Stored data
--------------------------------------------------
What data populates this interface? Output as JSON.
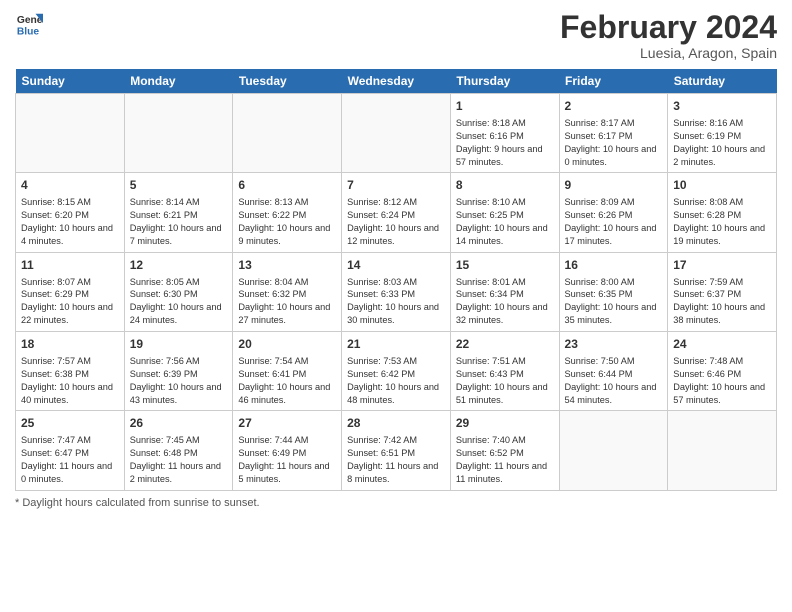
{
  "header": {
    "logo_line1": "General",
    "logo_line2": "Blue",
    "month_title": "February 2024",
    "location": "Luesia, Aragon, Spain"
  },
  "days_of_week": [
    "Sunday",
    "Monday",
    "Tuesday",
    "Wednesday",
    "Thursday",
    "Friday",
    "Saturday"
  ],
  "footer": {
    "note_label": "Daylight hours"
  },
  "weeks": [
    [
      {
        "day": "",
        "info": ""
      },
      {
        "day": "",
        "info": ""
      },
      {
        "day": "",
        "info": ""
      },
      {
        "day": "",
        "info": ""
      },
      {
        "day": "1",
        "info": "Sunrise: 8:18 AM\nSunset: 6:16 PM\nDaylight: 9 hours and 57 minutes."
      },
      {
        "day": "2",
        "info": "Sunrise: 8:17 AM\nSunset: 6:17 PM\nDaylight: 10 hours and 0 minutes."
      },
      {
        "day": "3",
        "info": "Sunrise: 8:16 AM\nSunset: 6:19 PM\nDaylight: 10 hours and 2 minutes."
      }
    ],
    [
      {
        "day": "4",
        "info": "Sunrise: 8:15 AM\nSunset: 6:20 PM\nDaylight: 10 hours and 4 minutes."
      },
      {
        "day": "5",
        "info": "Sunrise: 8:14 AM\nSunset: 6:21 PM\nDaylight: 10 hours and 7 minutes."
      },
      {
        "day": "6",
        "info": "Sunrise: 8:13 AM\nSunset: 6:22 PM\nDaylight: 10 hours and 9 minutes."
      },
      {
        "day": "7",
        "info": "Sunrise: 8:12 AM\nSunset: 6:24 PM\nDaylight: 10 hours and 12 minutes."
      },
      {
        "day": "8",
        "info": "Sunrise: 8:10 AM\nSunset: 6:25 PM\nDaylight: 10 hours and 14 minutes."
      },
      {
        "day": "9",
        "info": "Sunrise: 8:09 AM\nSunset: 6:26 PM\nDaylight: 10 hours and 17 minutes."
      },
      {
        "day": "10",
        "info": "Sunrise: 8:08 AM\nSunset: 6:28 PM\nDaylight: 10 hours and 19 minutes."
      }
    ],
    [
      {
        "day": "11",
        "info": "Sunrise: 8:07 AM\nSunset: 6:29 PM\nDaylight: 10 hours and 22 minutes."
      },
      {
        "day": "12",
        "info": "Sunrise: 8:05 AM\nSunset: 6:30 PM\nDaylight: 10 hours and 24 minutes."
      },
      {
        "day": "13",
        "info": "Sunrise: 8:04 AM\nSunset: 6:32 PM\nDaylight: 10 hours and 27 minutes."
      },
      {
        "day": "14",
        "info": "Sunrise: 8:03 AM\nSunset: 6:33 PM\nDaylight: 10 hours and 30 minutes."
      },
      {
        "day": "15",
        "info": "Sunrise: 8:01 AM\nSunset: 6:34 PM\nDaylight: 10 hours and 32 minutes."
      },
      {
        "day": "16",
        "info": "Sunrise: 8:00 AM\nSunset: 6:35 PM\nDaylight: 10 hours and 35 minutes."
      },
      {
        "day": "17",
        "info": "Sunrise: 7:59 AM\nSunset: 6:37 PM\nDaylight: 10 hours and 38 minutes."
      }
    ],
    [
      {
        "day": "18",
        "info": "Sunrise: 7:57 AM\nSunset: 6:38 PM\nDaylight: 10 hours and 40 minutes."
      },
      {
        "day": "19",
        "info": "Sunrise: 7:56 AM\nSunset: 6:39 PM\nDaylight: 10 hours and 43 minutes."
      },
      {
        "day": "20",
        "info": "Sunrise: 7:54 AM\nSunset: 6:41 PM\nDaylight: 10 hours and 46 minutes."
      },
      {
        "day": "21",
        "info": "Sunrise: 7:53 AM\nSunset: 6:42 PM\nDaylight: 10 hours and 48 minutes."
      },
      {
        "day": "22",
        "info": "Sunrise: 7:51 AM\nSunset: 6:43 PM\nDaylight: 10 hours and 51 minutes."
      },
      {
        "day": "23",
        "info": "Sunrise: 7:50 AM\nSunset: 6:44 PM\nDaylight: 10 hours and 54 minutes."
      },
      {
        "day": "24",
        "info": "Sunrise: 7:48 AM\nSunset: 6:46 PM\nDaylight: 10 hours and 57 minutes."
      }
    ],
    [
      {
        "day": "25",
        "info": "Sunrise: 7:47 AM\nSunset: 6:47 PM\nDaylight: 11 hours and 0 minutes."
      },
      {
        "day": "26",
        "info": "Sunrise: 7:45 AM\nSunset: 6:48 PM\nDaylight: 11 hours and 2 minutes."
      },
      {
        "day": "27",
        "info": "Sunrise: 7:44 AM\nSunset: 6:49 PM\nDaylight: 11 hours and 5 minutes."
      },
      {
        "day": "28",
        "info": "Sunrise: 7:42 AM\nSunset: 6:51 PM\nDaylight: 11 hours and 8 minutes."
      },
      {
        "day": "29",
        "info": "Sunrise: 7:40 AM\nSunset: 6:52 PM\nDaylight: 11 hours and 11 minutes."
      },
      {
        "day": "",
        "info": ""
      },
      {
        "day": "",
        "info": ""
      }
    ]
  ]
}
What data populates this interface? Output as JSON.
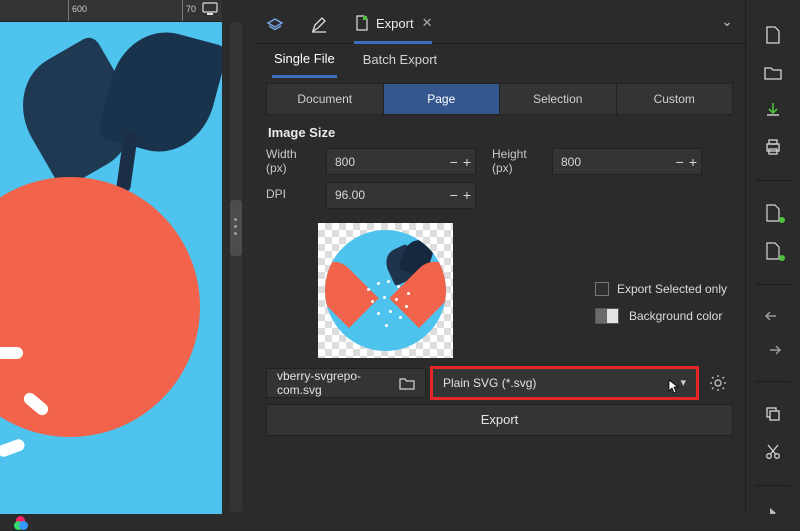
{
  "ruler": {
    "marks": [
      "600",
      "70"
    ]
  },
  "tabs": {
    "export_label": "Export"
  },
  "subtabs": {
    "single": "Single File",
    "batch": "Batch Export"
  },
  "segments": {
    "document": "Document",
    "page": "Page",
    "selection": "Selection",
    "custom": "Custom"
  },
  "size": {
    "heading": "Image Size",
    "width_label": "Width (px)",
    "width_value": "800",
    "height_label": "Height (px)",
    "height_value": "800",
    "dpi_label": "DPI",
    "dpi_value": "96.00"
  },
  "options": {
    "selected_only": "Export Selected only",
    "bgcolor": "Background color"
  },
  "file": {
    "name": "vberry-svgrepo-com.svg",
    "format": "Plain SVG (*.svg)"
  },
  "export_button": "Export"
}
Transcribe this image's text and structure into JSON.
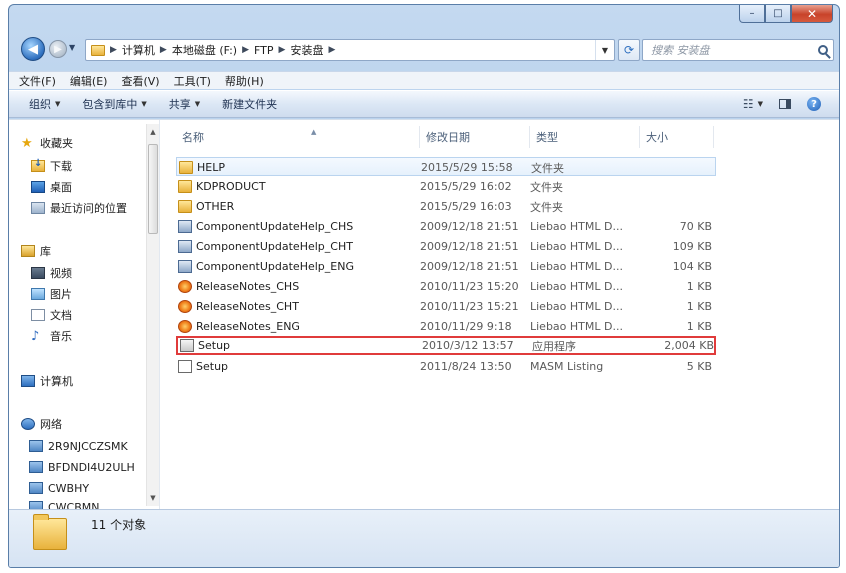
{
  "window": {
    "caption_buttons": {
      "minimize": "–",
      "maximize": "□",
      "close": "✕"
    }
  },
  "address": {
    "crumbs": [
      "计算机",
      "本地磁盘 (F:)",
      "FTP",
      "安装盘"
    ],
    "search_placeholder": "搜索 安装盘"
  },
  "menu": [
    "文件(F)",
    "编辑(E)",
    "查看(V)",
    "工具(T)",
    "帮助(H)"
  ],
  "toolbar": {
    "organize": "组织",
    "include_in_library": "包含到库中",
    "share": "共享",
    "new_folder": "新建文件夹"
  },
  "nav_pane": {
    "favorites": "收藏夹",
    "downloads": "下载",
    "desktop": "桌面",
    "recent": "最近访问的位置",
    "libraries": "库",
    "videos": "视频",
    "pictures": "图片",
    "documents": "文档",
    "music": "音乐",
    "computer": "计算机",
    "network": "网络",
    "network_items": [
      "2R9NJCCZSMK",
      "BFDNDI4U2ULH",
      "CWBHY",
      "CWCBMN"
    ]
  },
  "columns": {
    "name": "名称",
    "date": "修改日期",
    "type": "类型",
    "size": "大小"
  },
  "files": [
    {
      "name": "HELP",
      "date": "2015/5/29 15:58",
      "type": "文件夹",
      "size": "",
      "icon": "folder-icon"
    },
    {
      "name": "KDPRODUCT",
      "date": "2015/5/29 16:02",
      "type": "文件夹",
      "size": "",
      "icon": "folder-icon"
    },
    {
      "name": "OTHER",
      "date": "2015/5/29 16:03",
      "type": "文件夹",
      "size": "",
      "icon": "folder-icon"
    },
    {
      "name": "ComponentUpdateHelp_CHS",
      "date": "2009/12/18 21:51",
      "type": "Liebao HTML D...",
      "size": "70 KB",
      "icon": "chm-icon"
    },
    {
      "name": "ComponentUpdateHelp_CHT",
      "date": "2009/12/18 21:51",
      "type": "Liebao HTML D...",
      "size": "109 KB",
      "icon": "chm-icon"
    },
    {
      "name": "ComponentUpdateHelp_ENG",
      "date": "2009/12/18 21:51",
      "type": "Liebao HTML D...",
      "size": "104 KB",
      "icon": "chm-icon"
    },
    {
      "name": "ReleaseNotes_CHS",
      "date": "2010/11/23 15:20",
      "type": "Liebao HTML D...",
      "size": "1 KB",
      "icon": "html-icon"
    },
    {
      "name": "ReleaseNotes_CHT",
      "date": "2010/11/23 15:21",
      "type": "Liebao HTML D...",
      "size": "1 KB",
      "icon": "html-icon"
    },
    {
      "name": "ReleaseNotes_ENG",
      "date": "2010/11/29 9:18",
      "type": "Liebao HTML D...",
      "size": "1 KB",
      "icon": "html-icon"
    },
    {
      "name": "Setup",
      "date": "2010/3/12 13:57",
      "type": "应用程序",
      "size": "2,004 KB",
      "icon": "exe-icon"
    },
    {
      "name": "Setup",
      "date": "2011/8/24 13:50",
      "type": "MASM Listing",
      "size": "5 KB",
      "icon": "document-icon"
    }
  ],
  "details": {
    "count_text": "11 个对象"
  },
  "colors": {
    "highlight_outline": "#e03b3b",
    "frame": "#a9c7e8"
  }
}
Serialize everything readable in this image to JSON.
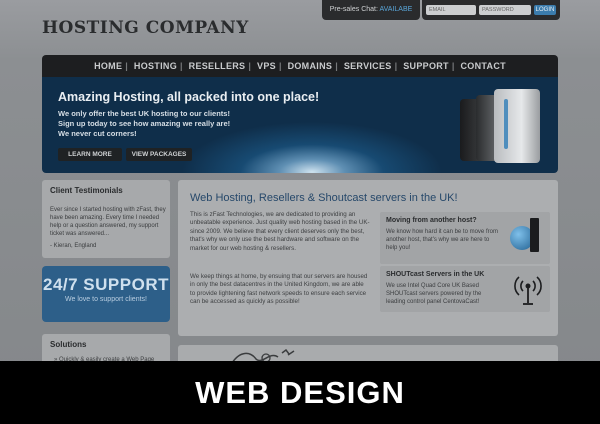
{
  "header": {
    "logo": "HOSTING COMPANY",
    "chat_label": "Pre-sales Chat:",
    "chat_status": "AVAILABE",
    "email_placeholder": "EMAIL",
    "password_placeholder": "PASSWORD",
    "login_label": "LOGIN"
  },
  "nav": [
    "HOME",
    "HOSTING",
    "RESELLERS",
    "VPS",
    "DOMAINS",
    "SERVICES",
    "SUPPORT",
    "CONTACT"
  ],
  "hero": {
    "title": "Amazing Hosting, all packed into one place!",
    "line1": "We only offer the best UK hosting to our clients!",
    "line2": "Sign up today to see how amazing we really are!",
    "line3": "We never cut corners!",
    "learn_more": "LEARN MORE",
    "view_packages": "VIEW PACKAGES"
  },
  "testimonials": {
    "title": "Client Testimonials",
    "quote": "Ever since I started hosting with zFast, they have been amazing. Every time I needed help or a question answered, my support ticket was answered...",
    "author": "- Kieran, England"
  },
  "support": {
    "headline": "24/7 SUPPORT",
    "sub": "We love to support clients!"
  },
  "solutions": {
    "title": "Solutions",
    "snippet": "» Quickly & easily create a Web Page"
  },
  "main": {
    "title": "Web Hosting, Resellers & Shoutcast servers in the UK!",
    "para1": "This is zFast Technologies, we are dedicated to providing an unbeatable experience. Just quality web hosting based in the UK- since 2009. We believe that every client deserves only the best, that's why we only use the best hardware and software on the market for our web hosting & resellers.",
    "para2": "We keep things at home, by ensuing that our servers are housed in only the best datacentres in the United Kingdom, we are able to provide lightening fast network speeds to ensure each service can be accessed as quickly as possible!"
  },
  "side1": {
    "title": "Moving from another host?",
    "body": "We know how hard it can be to move from another host, that's why we are here to help you!"
  },
  "side2": {
    "title": "SHOUTcast Servers in the UK",
    "body": "We use Intel Quad Core UK Based SHOUTcast servers powered by the leading control panel CentovaCast!"
  },
  "banner": "WEB DESIGN",
  "colors": {
    "accent": "#2d5f89",
    "nav_bg": "#1d1e20",
    "banner_bg": "#000000"
  }
}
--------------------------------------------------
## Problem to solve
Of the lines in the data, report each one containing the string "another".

## Solution to this problem
    "title": "Moving from another host?",
    "body": "We know how hard it can be to move from another host, that's why we are here to help you!"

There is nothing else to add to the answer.